Comparative Modeling of Lung Cancer Control Policies
Principal Investigator: Rafael Meza, PhD
Institution: University of Michigan
|Joey Kong, PhD||Massachusetts General Hospital|
|Harry de Koning, MD, PhD||Erasmus MC|
|David Levy, PhD||Georgetown University|
|Sylvia Plevritis, PhD||Stanford University|
|Suresh H. Moolgavkar, MD, PhD||Fred Hutchinson Cancer Research Center|
|Theodore Holford, PhD||Yale University, School of Public Health|
Grant Number: 1U01CA152956-01
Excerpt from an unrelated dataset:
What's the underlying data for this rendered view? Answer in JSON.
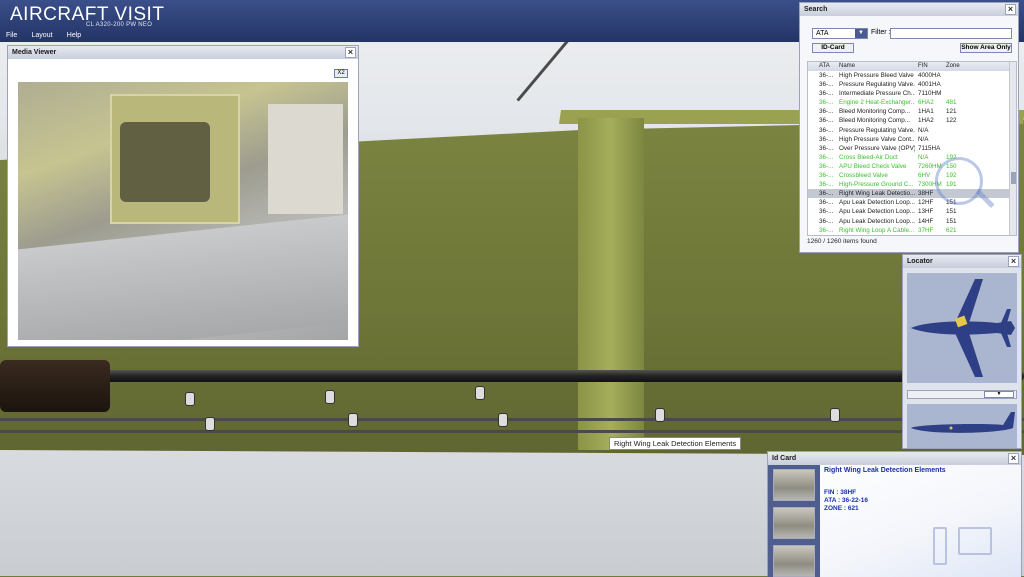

Abstract: Sophisticated modeling techniques can be powerful tools for decision makers seeking to understand the effects of cancer control interventions on population trends in cancer incidence and mortality. Yet the proven value of such models in health policy is limited by legitimate concerns over lack of transparency of complex models and variability in published results from different groups.
NCI's Cancer Intervention and Surveillance Modeling Network (CISNET) was created to promote collaboration between independent modeling groups investigating similar questions. By using the same sources of data for inputs and agreeing on uniform outcome measures, the variability in results reflects uncertainty in the effects of cancer control interventions rather than differences in design of the analysis. Further, by working together, the modeling groups can coherently explain the causes of variation.
This proposal furthers the goals of CISNET by using comparative modeling approach to estimate the contributions of tobacco control and screening to reducing deaths from lung cancer. Over the next 5 years, major trials will report results on the efficacy of helical CT screening for lung cancer. The five CISNET models described in this proposal represent an existing infrastructure with which to synthesize these new data with existing data from observational and cohort studies and tumor registries. This group of models is poised to translate trial results into population-level effects and to project trends in lung cancer incidence and mortality if these policy interventions were adopted alone or in combination. We propose to disseminate our results in ways that will allow decision makers to prioritize one or more specific interventions to achieve the greatest reduction in lung cancer deaths.